    Re: Anybody else feel this way?
    « Reply #40 on: July 07, 2020, 12:19:57 pm »
    Writing books the public wants to read is a very rare talent. Most people do not, and never will have it, no matter how many books they write or how many classes and seminars they attend. But writing isn't about how good you are. It's about how you feel when you write. It's about self-expression. Anything aside from that is a bonus.
    [/quote]

    Yep. And yep again.


    suspense action historical and crime thrillers
    Edita A. Petrick | website

    Offline I am a unicorn

    • Status: Madeleine L'Engle
    • **
    • Posts: 72
    • Gender: Female
      • View Profile
    Re: Anybody else feel this way?
    « Reply #41 on: July 07, 2020, 04:44:10 pm »
    In the world there are only about 15k people making a living as a novelist. That's indie and traditional combined. The overwhelming majority of writers will never see more than a handful of sales, regardless of what they try. That shouldn't deter you unless your reason for writing is fame and fortune, in which case you're doing it for the wrong reasons.
    Writing books the public wants to read is a very rare talent. Most people do not, and never will have it, no matter how many books they write or how many classes and seminars they attend. But writing isn't about how good you are. It's about how you feel when you write. It's about self-expression. Anything aside from that is a bonus.

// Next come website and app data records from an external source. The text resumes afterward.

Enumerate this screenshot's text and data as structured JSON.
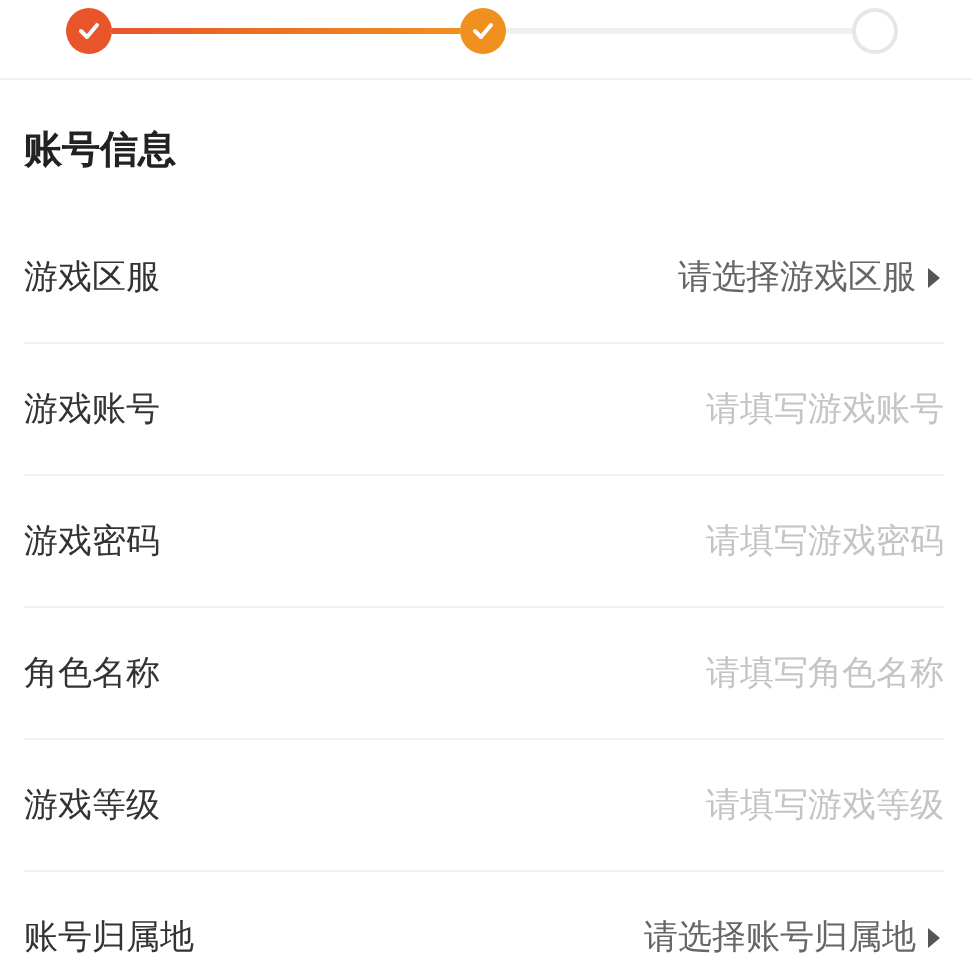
{
  "steps": [
    {
      "done": true,
      "color": "#e8552a"
    },
    {
      "done": true,
      "color": "#f0901e"
    },
    {
      "done": false,
      "color": "#e6e6e6"
    }
  ],
  "section": {
    "title": "账号信息"
  },
  "fields": [
    {
      "kind": "select",
      "label": "游戏区服",
      "value": "请选择游戏区服"
    },
    {
      "kind": "input",
      "label": "游戏账号",
      "placeholder": "请填写游戏账号"
    },
    {
      "kind": "input",
      "label": "游戏密码",
      "placeholder": "请填写游戏密码"
    },
    {
      "kind": "input",
      "label": "角色名称",
      "placeholder": "请填写角色名称"
    },
    {
      "kind": "input",
      "label": "游戏等级",
      "placeholder": "请填写游戏等级"
    },
    {
      "kind": "select",
      "label": "账号归属地",
      "value": "请选择账号归属地"
    }
  ]
}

    Agreed. I love writing, and the fact that I get paid anything to write books is kind of a dream. I just hate spending money on newsletter sites because there's never a solid return. Side note: I can't believe there are even 15k authors making a living wage!

    KBoards.com

    • Advertisement
    • ***